The undertaking was made possible by a grant from Bank of America through its Global Art Conservation Project and will be helmed by the institution’s Conservation Department and the department of American Art. The regilding is expected to take four months to complete. and will require corrosion removal, surface preparation and the laying of 180 square feet of gold leaf. This process will be followed by any adjustments necessary to improve the appearance and lighting of the sculpture. The work was significantly eroded while on view at Madison Square Garden and cleaning and repair efforts that took place before the sculpture was installed in 1932 at the Philadelphia Museum of Art added to the damage.

The Philadelphia Museum of Art will document each step of the conservation and regilding process so that the public can monitor Diana’s progress.

Published in News

The Phillips Collection in Washington, D.C. will unveil its first permanent installation in over 50 years. Founded by the art collector and critic Duncan Phillips (1886-1966) in 1921, the Phillips Collection is the United States’ first modern art museum.

The new addition to the institution is a room made entirely from beeswax titled Wax Room. The experimental piece is the work of Wolfgang Laib (b. 1950), a conceptual German artist who is well known for his sculptural works made from natural materials. Laib has been making his beeswax chambers for over 25 years using hundreds of pounds of melted beeswax to coat walls and ceilings. The otherworldly spaces he creates are warmly lit by single hanging light bulbs.

The Phillips Collection’s other permanent installation is its Rothko Room, which holds four paintings by the abstract expressionist painter Mark Rothko (1903-1970). The intimate presentation of Rothko’s works was added as a permanent exhibit in 1960, six years before Duncan Phillips’ death. Phillips worked closely with Rothko, deciding which walls to hang each painting on and the kind of lighting and furniture that would best suit the room. The Phillips Collection was the first American museum to dedicate a space to Rothko’s work and it remains the only one designed in collaboration with the artist himself.

Laib’s progressive work is a welcomed addition to the Phillips Collection. While Phillips’ holdings consisted of many Impressionist paintings and other mainstream works, he also had a taste for the unconventional. Phillips was one of the earliest patrons of American modernists including John Marin (1870-1953) and Arthur Dove (1880-1946) and also harbored great admiration for Abstract Expressionism before it became a respected art movement.

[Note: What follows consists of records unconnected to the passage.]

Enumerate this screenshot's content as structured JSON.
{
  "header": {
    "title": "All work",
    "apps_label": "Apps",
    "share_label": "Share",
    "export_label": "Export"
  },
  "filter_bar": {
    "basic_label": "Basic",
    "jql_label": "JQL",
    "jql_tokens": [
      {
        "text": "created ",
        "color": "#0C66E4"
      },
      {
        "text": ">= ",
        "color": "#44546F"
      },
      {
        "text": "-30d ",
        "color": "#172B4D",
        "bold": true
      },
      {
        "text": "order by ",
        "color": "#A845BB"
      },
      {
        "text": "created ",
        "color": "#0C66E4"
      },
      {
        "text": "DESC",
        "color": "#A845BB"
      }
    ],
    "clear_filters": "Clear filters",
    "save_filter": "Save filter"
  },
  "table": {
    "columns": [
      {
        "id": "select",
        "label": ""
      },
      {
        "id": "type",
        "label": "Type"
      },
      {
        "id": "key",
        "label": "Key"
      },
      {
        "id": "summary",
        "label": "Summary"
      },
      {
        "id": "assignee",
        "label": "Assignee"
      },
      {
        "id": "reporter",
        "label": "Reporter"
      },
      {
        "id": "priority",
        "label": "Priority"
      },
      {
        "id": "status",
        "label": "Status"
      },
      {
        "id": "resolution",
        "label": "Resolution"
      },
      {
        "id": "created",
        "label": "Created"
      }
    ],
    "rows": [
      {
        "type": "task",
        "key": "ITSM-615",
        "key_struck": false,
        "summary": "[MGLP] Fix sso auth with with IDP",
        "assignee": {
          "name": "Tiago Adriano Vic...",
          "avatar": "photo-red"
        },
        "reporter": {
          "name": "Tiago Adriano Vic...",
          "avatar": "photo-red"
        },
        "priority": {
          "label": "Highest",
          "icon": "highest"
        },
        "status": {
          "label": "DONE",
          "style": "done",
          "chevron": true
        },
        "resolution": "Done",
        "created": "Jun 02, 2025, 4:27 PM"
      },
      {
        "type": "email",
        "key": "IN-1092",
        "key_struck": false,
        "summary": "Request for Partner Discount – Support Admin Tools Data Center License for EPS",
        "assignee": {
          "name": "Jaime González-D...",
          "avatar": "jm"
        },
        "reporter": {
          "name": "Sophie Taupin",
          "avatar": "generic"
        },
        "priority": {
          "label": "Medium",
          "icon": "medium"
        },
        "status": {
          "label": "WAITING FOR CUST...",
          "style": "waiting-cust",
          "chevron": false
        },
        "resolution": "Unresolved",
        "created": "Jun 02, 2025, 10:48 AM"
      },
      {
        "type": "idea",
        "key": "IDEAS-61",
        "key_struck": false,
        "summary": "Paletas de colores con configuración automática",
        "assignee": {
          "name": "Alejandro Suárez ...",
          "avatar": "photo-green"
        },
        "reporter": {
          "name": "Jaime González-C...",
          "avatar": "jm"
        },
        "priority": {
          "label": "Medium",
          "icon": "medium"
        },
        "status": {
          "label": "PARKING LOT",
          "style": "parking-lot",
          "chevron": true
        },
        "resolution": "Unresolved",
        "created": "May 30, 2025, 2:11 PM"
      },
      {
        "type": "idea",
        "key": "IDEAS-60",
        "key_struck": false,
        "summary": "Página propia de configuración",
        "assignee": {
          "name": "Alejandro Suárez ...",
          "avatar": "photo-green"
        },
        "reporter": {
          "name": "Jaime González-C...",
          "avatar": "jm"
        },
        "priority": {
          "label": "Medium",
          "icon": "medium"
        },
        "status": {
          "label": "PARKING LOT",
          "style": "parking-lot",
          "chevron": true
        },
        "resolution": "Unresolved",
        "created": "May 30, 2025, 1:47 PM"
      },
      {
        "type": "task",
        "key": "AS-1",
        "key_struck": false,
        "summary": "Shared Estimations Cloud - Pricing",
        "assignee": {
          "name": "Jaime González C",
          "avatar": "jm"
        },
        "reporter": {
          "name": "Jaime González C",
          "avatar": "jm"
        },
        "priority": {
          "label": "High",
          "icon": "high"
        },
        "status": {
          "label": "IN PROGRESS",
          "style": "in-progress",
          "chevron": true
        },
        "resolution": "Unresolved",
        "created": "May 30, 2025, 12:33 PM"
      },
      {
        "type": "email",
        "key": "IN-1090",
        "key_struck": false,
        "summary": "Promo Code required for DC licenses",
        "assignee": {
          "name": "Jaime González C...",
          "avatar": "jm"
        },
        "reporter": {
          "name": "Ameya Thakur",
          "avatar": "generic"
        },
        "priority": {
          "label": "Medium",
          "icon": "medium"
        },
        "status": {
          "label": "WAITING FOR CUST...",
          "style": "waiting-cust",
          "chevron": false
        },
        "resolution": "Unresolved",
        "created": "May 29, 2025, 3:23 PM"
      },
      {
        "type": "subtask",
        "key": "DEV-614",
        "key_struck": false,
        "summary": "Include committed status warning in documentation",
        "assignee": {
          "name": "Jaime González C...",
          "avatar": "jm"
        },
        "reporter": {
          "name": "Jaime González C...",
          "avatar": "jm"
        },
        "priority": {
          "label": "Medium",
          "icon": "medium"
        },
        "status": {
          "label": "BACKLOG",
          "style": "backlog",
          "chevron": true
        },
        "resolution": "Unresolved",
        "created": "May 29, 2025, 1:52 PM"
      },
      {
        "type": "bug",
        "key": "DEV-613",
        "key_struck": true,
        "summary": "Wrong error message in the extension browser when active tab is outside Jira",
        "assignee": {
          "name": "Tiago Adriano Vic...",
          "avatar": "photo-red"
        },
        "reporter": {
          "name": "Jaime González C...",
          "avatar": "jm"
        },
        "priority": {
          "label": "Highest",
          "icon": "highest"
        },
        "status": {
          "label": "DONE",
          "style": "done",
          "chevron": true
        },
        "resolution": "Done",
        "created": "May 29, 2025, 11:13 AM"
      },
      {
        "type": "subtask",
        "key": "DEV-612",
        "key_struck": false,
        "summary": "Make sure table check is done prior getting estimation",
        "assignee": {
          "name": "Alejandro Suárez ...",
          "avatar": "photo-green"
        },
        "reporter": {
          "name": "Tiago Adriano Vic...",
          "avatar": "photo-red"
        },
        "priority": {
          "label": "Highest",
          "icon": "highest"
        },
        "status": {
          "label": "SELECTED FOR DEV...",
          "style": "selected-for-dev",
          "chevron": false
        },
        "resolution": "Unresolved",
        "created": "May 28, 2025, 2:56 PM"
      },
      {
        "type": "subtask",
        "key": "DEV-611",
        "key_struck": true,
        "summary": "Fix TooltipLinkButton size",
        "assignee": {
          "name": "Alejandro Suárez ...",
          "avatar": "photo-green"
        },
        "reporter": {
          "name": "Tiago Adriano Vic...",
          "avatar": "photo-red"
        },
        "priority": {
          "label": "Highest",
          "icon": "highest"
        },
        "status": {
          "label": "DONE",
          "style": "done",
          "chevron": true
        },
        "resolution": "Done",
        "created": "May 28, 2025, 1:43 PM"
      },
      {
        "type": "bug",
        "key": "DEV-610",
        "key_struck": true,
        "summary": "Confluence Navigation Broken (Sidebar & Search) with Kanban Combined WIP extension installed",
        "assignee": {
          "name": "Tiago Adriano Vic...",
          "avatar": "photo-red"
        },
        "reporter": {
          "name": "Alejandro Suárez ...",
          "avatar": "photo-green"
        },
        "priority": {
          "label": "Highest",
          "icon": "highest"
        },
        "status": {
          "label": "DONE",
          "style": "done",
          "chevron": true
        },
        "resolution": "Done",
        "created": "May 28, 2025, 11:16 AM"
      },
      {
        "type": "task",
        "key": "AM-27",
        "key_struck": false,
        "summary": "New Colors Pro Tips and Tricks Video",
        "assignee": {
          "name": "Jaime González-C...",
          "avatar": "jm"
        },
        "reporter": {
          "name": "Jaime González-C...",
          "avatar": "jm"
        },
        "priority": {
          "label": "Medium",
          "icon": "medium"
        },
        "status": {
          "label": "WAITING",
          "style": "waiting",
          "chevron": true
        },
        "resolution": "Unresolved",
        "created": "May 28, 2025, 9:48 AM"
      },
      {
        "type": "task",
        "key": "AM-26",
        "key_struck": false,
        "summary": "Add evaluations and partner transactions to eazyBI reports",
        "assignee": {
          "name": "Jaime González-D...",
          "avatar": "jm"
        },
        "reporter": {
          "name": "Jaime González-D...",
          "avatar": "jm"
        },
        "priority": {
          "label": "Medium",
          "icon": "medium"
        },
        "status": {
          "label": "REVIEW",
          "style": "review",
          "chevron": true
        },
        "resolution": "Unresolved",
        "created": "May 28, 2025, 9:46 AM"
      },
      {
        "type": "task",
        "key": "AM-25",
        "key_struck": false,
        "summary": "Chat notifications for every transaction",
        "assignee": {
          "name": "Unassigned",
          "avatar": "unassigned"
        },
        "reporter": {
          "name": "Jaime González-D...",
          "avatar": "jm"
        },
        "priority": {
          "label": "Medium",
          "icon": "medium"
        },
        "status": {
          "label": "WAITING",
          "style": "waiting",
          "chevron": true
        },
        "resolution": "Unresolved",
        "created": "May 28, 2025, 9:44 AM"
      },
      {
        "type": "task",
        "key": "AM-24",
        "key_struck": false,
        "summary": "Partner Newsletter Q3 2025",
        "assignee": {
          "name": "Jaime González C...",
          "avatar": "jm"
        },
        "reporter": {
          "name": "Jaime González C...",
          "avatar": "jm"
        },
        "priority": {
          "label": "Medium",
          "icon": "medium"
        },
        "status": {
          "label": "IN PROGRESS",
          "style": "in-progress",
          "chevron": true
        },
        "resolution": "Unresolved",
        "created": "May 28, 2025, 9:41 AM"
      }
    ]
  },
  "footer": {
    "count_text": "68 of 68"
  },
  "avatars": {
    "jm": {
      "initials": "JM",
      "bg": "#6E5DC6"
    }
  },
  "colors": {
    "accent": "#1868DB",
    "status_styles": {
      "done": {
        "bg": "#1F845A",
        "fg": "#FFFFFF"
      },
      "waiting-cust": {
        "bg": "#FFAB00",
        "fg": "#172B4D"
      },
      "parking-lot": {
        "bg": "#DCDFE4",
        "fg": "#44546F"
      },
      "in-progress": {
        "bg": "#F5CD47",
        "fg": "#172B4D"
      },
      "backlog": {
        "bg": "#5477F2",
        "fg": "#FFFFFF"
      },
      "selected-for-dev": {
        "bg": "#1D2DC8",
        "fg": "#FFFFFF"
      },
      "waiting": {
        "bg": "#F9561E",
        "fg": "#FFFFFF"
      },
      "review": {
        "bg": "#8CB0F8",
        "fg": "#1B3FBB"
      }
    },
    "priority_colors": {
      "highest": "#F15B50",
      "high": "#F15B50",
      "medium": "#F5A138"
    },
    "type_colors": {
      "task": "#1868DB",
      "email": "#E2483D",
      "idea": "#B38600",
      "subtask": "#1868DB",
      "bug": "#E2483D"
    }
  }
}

Laib’s Wax Room will be unveiled on March 2, 2013.

Published in News
Page 1 of 2